Separation may be obtained by ignition of the material underground using an external source of fuel, and then establishing a continuous process as the kerogen decomposes and the oil and gases and driven off while the remaining carbon in the oil shale burns to sustain the temperature. This is the in-situ process and requires that the mineral be broken up underground so that air can enter and the oil can escape and be removed through an opening distant from the flame. A modification of this process involves the removal of a portion of the mineral by mining it out and then rubblizing the remaining material by explosives to create a matrix with voids sufficient for air and product penetration. Ignition is done at the top of the matrix with the product being removed at the bottom as the burning interface proceeds downward.

Above ground processing requires removal of the oil shale by a mining operation following by crushing and sizing to an optimal size and then heating in a large vessel called a retort. The heat may be applied by combustion within the retort (direct process) or by mixing preheated gases or solids with the oil shale (indirect process). There are several processes for carrying out this operation using various types of retorts.

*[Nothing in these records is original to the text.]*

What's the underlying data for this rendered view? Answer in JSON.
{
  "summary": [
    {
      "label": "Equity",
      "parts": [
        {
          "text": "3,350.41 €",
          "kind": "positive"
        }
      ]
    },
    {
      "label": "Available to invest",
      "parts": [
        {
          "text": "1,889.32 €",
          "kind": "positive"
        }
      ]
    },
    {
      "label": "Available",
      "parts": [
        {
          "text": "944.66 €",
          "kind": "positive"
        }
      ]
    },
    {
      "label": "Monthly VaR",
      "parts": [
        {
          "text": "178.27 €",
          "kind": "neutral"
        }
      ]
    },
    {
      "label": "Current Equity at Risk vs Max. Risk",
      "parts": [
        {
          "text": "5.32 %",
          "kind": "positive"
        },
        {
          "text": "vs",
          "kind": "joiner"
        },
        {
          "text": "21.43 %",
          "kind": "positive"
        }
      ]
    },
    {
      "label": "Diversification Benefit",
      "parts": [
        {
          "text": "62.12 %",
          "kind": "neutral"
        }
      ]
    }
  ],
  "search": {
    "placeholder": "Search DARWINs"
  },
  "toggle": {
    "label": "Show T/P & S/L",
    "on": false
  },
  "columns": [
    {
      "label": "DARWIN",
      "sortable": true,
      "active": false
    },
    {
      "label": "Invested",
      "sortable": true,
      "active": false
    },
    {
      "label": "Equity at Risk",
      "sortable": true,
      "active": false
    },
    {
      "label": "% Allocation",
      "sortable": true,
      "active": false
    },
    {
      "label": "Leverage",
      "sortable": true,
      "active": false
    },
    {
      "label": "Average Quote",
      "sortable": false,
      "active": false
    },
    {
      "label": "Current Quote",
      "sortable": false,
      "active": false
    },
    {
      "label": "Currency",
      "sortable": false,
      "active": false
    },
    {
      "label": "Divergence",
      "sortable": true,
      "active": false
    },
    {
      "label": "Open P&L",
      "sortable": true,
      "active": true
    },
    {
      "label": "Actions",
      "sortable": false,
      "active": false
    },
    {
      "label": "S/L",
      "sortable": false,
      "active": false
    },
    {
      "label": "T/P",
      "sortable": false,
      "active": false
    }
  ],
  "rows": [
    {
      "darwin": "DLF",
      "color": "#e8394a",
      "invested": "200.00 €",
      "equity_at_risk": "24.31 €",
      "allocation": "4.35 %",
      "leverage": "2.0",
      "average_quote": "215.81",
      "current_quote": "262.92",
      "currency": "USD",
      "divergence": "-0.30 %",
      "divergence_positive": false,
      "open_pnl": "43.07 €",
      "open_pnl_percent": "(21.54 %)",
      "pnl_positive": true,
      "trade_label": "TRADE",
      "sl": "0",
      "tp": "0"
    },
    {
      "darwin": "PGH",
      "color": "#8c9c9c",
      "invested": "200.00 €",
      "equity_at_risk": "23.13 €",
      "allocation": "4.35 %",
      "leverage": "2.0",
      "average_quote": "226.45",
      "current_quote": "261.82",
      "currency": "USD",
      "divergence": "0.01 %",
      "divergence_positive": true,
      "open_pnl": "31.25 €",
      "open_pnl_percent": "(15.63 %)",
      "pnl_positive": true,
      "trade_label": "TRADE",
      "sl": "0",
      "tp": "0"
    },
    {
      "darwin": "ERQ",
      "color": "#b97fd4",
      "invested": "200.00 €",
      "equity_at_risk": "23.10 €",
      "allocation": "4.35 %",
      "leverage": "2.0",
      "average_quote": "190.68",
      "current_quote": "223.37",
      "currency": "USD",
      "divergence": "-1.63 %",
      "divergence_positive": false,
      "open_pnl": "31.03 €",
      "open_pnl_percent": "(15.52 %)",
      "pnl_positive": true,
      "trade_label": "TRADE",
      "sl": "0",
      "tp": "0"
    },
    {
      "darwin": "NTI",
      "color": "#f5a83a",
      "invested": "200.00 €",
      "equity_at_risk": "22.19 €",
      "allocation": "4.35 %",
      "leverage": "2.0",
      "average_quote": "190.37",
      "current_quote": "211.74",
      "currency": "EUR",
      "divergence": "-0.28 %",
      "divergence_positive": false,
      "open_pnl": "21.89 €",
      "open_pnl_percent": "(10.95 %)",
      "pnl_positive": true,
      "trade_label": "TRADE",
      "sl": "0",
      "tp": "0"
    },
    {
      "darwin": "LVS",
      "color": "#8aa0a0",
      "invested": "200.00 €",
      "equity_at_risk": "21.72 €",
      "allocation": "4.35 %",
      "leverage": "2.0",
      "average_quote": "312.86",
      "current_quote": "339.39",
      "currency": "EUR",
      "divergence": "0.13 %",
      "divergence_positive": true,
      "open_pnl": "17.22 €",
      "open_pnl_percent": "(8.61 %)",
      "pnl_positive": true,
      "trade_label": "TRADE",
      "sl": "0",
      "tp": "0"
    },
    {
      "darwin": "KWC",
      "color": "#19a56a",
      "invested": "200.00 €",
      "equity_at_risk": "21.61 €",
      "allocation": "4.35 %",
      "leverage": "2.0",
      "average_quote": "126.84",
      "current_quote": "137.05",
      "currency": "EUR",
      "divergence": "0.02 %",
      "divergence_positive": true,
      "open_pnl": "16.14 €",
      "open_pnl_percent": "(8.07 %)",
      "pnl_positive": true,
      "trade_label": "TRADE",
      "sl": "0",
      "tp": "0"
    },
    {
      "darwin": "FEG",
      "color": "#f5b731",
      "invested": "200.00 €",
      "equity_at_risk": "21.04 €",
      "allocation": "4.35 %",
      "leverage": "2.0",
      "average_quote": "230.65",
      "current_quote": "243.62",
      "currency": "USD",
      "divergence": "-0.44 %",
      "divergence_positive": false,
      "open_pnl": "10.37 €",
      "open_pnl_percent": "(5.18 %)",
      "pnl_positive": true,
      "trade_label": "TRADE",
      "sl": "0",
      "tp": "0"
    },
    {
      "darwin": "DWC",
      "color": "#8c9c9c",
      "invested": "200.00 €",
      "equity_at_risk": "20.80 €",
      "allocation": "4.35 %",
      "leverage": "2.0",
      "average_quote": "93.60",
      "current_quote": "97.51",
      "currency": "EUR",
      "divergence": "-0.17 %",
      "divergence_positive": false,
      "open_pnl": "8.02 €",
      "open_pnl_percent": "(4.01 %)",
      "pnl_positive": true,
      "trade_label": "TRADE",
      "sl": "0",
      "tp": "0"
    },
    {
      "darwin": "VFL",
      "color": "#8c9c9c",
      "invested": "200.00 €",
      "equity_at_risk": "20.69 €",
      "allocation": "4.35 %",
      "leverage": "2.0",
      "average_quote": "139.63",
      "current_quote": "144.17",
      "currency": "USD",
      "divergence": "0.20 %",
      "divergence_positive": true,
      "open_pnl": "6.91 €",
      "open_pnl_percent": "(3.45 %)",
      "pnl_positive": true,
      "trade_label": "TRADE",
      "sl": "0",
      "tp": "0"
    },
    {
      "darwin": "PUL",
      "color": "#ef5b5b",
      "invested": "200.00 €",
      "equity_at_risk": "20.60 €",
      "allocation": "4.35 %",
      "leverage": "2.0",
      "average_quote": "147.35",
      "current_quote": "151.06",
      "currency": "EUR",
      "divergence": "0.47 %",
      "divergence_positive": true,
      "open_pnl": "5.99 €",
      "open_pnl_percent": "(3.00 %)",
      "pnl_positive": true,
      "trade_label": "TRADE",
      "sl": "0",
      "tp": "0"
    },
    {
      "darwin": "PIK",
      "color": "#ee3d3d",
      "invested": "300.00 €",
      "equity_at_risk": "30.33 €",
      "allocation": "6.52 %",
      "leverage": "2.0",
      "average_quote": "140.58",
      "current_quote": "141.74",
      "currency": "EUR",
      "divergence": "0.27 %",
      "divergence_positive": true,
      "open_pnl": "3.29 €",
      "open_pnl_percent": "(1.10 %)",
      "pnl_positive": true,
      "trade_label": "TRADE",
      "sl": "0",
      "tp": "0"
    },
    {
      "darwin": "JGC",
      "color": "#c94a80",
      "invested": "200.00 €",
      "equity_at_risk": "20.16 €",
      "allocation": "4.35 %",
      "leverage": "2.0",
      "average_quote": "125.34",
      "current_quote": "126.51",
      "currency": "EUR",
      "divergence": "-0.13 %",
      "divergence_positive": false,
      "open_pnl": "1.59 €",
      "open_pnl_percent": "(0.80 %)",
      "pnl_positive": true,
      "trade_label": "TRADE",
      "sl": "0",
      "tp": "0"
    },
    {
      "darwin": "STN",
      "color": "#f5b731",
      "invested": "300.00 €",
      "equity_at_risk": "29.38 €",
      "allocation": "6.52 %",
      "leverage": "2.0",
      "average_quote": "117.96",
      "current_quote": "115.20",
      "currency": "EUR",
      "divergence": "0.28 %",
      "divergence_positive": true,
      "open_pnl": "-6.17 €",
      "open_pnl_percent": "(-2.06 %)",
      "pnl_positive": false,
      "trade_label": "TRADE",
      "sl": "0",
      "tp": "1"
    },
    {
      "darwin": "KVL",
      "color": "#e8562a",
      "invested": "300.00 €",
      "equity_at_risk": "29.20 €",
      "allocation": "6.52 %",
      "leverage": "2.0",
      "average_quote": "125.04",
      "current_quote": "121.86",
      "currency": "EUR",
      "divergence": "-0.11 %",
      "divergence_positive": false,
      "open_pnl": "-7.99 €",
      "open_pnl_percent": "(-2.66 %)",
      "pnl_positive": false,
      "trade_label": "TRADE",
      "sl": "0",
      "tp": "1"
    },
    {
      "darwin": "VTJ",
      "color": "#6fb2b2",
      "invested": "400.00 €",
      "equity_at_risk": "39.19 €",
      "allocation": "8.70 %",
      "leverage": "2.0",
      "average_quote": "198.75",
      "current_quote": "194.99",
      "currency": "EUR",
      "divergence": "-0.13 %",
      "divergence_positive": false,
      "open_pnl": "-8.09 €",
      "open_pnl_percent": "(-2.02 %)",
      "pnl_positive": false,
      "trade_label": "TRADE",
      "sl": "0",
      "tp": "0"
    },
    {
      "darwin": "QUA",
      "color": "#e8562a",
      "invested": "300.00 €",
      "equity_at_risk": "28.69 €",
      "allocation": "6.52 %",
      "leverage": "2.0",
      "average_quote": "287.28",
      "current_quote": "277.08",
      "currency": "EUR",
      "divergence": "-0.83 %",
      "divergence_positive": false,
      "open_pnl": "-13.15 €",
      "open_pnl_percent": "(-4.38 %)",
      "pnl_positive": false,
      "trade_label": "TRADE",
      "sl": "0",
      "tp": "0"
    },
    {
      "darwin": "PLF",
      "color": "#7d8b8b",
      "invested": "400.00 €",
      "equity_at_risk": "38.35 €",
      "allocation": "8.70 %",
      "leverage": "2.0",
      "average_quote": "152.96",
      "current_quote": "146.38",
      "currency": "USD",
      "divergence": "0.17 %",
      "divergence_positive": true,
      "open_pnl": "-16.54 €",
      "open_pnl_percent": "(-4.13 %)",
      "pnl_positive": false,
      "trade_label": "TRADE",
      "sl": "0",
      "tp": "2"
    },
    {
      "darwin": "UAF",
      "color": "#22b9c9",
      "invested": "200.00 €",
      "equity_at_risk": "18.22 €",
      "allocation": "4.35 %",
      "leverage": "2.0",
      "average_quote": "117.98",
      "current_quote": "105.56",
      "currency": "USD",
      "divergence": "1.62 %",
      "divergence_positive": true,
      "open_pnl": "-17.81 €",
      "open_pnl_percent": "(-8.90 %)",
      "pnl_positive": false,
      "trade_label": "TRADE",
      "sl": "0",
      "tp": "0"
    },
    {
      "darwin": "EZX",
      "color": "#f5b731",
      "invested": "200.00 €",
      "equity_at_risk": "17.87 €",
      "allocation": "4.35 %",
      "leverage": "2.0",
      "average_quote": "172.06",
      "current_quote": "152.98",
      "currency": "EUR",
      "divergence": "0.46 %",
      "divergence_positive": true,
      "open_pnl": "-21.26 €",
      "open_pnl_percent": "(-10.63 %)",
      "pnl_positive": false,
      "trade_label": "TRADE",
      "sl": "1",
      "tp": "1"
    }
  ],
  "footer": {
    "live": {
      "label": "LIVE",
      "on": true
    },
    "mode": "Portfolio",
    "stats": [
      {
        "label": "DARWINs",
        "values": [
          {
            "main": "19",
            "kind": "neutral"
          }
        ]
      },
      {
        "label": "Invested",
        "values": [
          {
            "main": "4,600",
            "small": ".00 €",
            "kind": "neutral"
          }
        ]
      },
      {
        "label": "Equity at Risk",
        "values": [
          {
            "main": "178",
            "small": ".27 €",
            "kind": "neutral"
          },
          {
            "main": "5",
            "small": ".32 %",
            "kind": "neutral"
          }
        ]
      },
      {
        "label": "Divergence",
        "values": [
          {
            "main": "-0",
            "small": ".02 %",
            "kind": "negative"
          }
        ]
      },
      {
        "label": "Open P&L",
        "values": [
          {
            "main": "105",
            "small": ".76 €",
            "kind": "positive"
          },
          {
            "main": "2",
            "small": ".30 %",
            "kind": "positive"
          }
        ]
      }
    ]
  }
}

The DOE Anvil Points Oil Shale Mine and Retorting Facility near Rifle, Colorado, is situated on the Naval Shale Reserve 1 and 3. Experimental retorts and a small refinery were built by the U.S. Bureau of Mines in 1944 and operated experimentally by the Bureau until 1954. The while site was shut down and moth-balled from 1954 until 1965 when it was leased by a six-company group who again used it for experimental work until 1968 when it was again moth-balled. In 1972 the site was leased by DEI on behalf of the Paraho Development Corporation, for a demonstration project using the Paraho retort. In 1974, a three-year program of engineering, construction, and operation of two Paraho oil shale retorts was organized. Seventeen private companies originally participated in supplying capital for this venture. After this venture was completed in early 1976, the facility was refurbished in preparation for the production of 100,000 barrels of crude shale oil. These production operations, carried out during 1977-1978 were funded by the Office of Naval Research (ONR) and the DOE.